About 1 in 5 area wireless networks are not secure, putting families and businesses at risk.
It’s an issue they recently studied in the Business Information Systems Program at LDS Business College. Program Director, Dr. Kevin McReynolds, shares more.
About 1 in 5 wireless networks in this area are not secure, putting families and businesses at risk.
Curious about the security of local networks, LDS Business College technology student Steven Barker chose, as his class project, to drive around the Salt Lake area with his laptop, testing the security of wireless networks. He discovered that about 20 percent of those networks were not secure.
It takes only a few minutes to break into a wireless network that is not secure. Ironically, tools to do so can be downloaded from the internet.
Without security, wireless networks can be used by strangers who can browse the internet, open personal files on a PC, and find private or critical files such as credit card information. The cyber intruder can also send out thousands of emails from a private network, resulting in the victim being black listed by internet providers as a spammer according to Dr. Kevin McReynolds, LDS Business College Information Systems program director.
Any network, from household to business, may be at risk. Dr. McReynolds offers the following information and recommendations:
To determine if your network is secure, look for an icon that looks like a padlock on your network when you connect to it. If your network is labeled “WEP”, then you have the outdated security system and should consider changing it to WPA-2. To upgrade your network, or to maintain it, you should seek the help of someone trained to take care of it.
When you set up a new computer network, don’t make the mistake of just opening up the box, hooking everything together, and starting it up. This leaves everything open on the wireless network, including your user name and password. Don’t use the default passwords that come with the system. Create your own, and make them unique, but not traceable to you.
Network training is available at LDS Business College. The Business Information Systems program offers one-year certificates or a completed Applied Associates of Science degree. The certificate can be taken by itself, or with an Associates of Science Integrated Studies degree, which is transferable.
The Windows Administration certificate is designed around Microsoft certifications. These certificates are an industry standard and well received by the profession.

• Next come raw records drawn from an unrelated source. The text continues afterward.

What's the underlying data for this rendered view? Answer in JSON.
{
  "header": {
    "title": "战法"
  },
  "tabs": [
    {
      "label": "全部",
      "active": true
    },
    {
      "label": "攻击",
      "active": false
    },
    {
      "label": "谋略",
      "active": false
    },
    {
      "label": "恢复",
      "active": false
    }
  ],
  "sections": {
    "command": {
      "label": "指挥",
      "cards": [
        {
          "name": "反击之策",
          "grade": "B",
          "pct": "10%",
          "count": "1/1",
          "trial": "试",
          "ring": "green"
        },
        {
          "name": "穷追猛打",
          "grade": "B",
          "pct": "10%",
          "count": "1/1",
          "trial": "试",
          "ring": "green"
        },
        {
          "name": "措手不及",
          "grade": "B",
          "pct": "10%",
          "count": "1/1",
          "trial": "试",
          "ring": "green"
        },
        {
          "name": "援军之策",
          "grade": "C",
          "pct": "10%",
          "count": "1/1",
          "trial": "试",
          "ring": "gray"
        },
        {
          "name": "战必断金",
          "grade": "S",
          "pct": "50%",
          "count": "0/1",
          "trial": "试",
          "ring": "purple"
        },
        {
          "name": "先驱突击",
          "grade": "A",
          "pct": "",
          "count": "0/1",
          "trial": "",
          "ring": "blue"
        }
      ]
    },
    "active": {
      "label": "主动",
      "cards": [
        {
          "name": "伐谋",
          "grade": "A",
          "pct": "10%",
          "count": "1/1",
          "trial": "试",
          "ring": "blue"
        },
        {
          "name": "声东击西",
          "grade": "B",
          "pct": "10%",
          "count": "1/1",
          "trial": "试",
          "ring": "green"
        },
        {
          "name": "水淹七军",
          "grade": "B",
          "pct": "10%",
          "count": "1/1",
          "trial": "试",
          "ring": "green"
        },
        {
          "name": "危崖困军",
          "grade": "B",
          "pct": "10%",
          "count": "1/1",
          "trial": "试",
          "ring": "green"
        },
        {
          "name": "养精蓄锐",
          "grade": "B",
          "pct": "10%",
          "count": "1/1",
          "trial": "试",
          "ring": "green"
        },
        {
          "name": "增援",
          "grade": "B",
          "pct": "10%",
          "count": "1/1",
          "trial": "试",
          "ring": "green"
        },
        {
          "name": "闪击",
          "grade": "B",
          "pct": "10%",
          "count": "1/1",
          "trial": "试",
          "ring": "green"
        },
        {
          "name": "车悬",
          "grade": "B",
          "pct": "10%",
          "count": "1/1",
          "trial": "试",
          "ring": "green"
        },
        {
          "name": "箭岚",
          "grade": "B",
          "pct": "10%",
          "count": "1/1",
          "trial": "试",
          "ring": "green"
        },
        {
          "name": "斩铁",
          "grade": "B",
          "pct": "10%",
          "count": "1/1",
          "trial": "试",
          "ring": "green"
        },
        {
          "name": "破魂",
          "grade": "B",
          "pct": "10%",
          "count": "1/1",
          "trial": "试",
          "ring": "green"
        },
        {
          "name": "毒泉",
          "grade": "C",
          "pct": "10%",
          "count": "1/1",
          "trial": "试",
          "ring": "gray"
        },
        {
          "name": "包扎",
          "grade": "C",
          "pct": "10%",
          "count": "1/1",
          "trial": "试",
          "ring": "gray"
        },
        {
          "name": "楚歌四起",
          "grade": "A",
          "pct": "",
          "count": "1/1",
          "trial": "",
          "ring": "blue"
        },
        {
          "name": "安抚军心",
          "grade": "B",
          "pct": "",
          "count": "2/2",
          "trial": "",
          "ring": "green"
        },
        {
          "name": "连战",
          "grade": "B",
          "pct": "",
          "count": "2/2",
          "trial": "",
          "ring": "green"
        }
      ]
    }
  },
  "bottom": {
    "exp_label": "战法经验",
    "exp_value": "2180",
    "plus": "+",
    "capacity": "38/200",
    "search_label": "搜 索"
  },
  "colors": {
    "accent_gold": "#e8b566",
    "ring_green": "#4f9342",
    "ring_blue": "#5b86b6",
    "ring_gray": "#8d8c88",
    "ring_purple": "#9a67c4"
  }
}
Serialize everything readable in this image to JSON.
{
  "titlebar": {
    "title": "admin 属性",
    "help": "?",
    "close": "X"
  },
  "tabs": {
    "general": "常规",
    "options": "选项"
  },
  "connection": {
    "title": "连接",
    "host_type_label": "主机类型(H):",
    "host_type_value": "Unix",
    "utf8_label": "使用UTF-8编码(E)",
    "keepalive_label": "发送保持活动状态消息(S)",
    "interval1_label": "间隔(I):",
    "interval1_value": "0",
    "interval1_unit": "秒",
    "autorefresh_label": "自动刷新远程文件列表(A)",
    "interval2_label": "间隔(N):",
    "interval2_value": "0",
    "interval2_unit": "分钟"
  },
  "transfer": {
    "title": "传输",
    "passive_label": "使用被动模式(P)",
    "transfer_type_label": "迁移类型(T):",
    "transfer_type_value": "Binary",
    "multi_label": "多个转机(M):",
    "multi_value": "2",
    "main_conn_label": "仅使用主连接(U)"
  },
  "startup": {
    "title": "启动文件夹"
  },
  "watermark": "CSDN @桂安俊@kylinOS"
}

The program integrates the skills of business and systems operation management. Those who install, operate, and support small computer network systems, design software and systems, and know how to apply business principles are in demand in small businesses. System security is also a necessary skill in many offices. Skills acquired in this program include system design and analysis, LAN and WAN administration, client support, administration and security, troubleshooting, systems analysis and evaluation, and project management.